The top spot is a first not only for INSEAD but also for the one-year MBA, which is proving increasingly popular worldwide, including among some US business schools.
Created just a decade ago, the one-year, full-time residential PGPX programme from IIM, Ahmedabad, is ranked number one for the career progress of its alumni this year.
Widely regarded as the top business school in India, and ranked 15th in the world in FT’s 2015 Masters in Management rankings, IIM-A is also famous for its 100-acre campus and its teaching space designed by American architect Louis Kahn.
The 2016 ranking includes nine new schools, two of which appear for the first time. Renmin University of China School of Business is the best-ranked new entrant, at 43rd. The remaining seven schools had appeared previously but did not make it to the ranking in 2015.
The proportion of women studying at ranked schools is rising. In 2015, 35 per cent of MBA students were women, compared with 30 per cent in 2005. Last year, the proportion of female students had topped 40 per cent in 27 schools, a leap from just four a decade ago. Chinese schools lead the way in this respect, with women accounting for 44 per cent of students overall and 59 per cent at Renmin University of China School of Business.

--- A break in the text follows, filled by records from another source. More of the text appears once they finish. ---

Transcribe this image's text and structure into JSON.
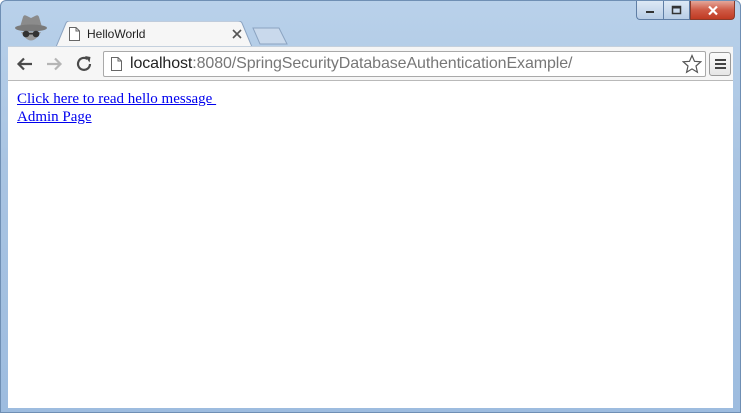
{
  "window": {
    "controls": {
      "minimize": "minimize",
      "maximize": "maximize",
      "close": "close"
    }
  },
  "tab": {
    "title": "HelloWorld",
    "icon": "page-icon",
    "close_icon": "close-icon"
  },
  "toolbar": {
    "back_icon": "back-arrow-icon",
    "forward_icon": "forward-arrow-icon",
    "reload_icon": "reload-icon",
    "url_host": "localhost",
    "url_rest": ":8080/SpringSecurityDatabaseAuthenticationExample/",
    "bookmark_icon": "star-icon",
    "menu_icon": "hamburger-menu-icon"
  },
  "page": {
    "links": [
      {
        "label": "Click here to read hello message "
      },
      {
        "label": "Admin Page"
      }
    ]
  },
  "colors": {
    "titlebar": "#b9d1ea",
    "link": "#0000ee",
    "close_button": "#c03a22"
  }
}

However, the proportion of female business school faculty remains low overall, at about 27 per cent. Merage School of Business at University of California Irvine is the most gender-balanced, with women accounting for 46 per cent of the faculty.
The average-pay gap between men and women increases from 14 per cent before their MBA to 19 per cent three years after graduation, the FT ranking shows.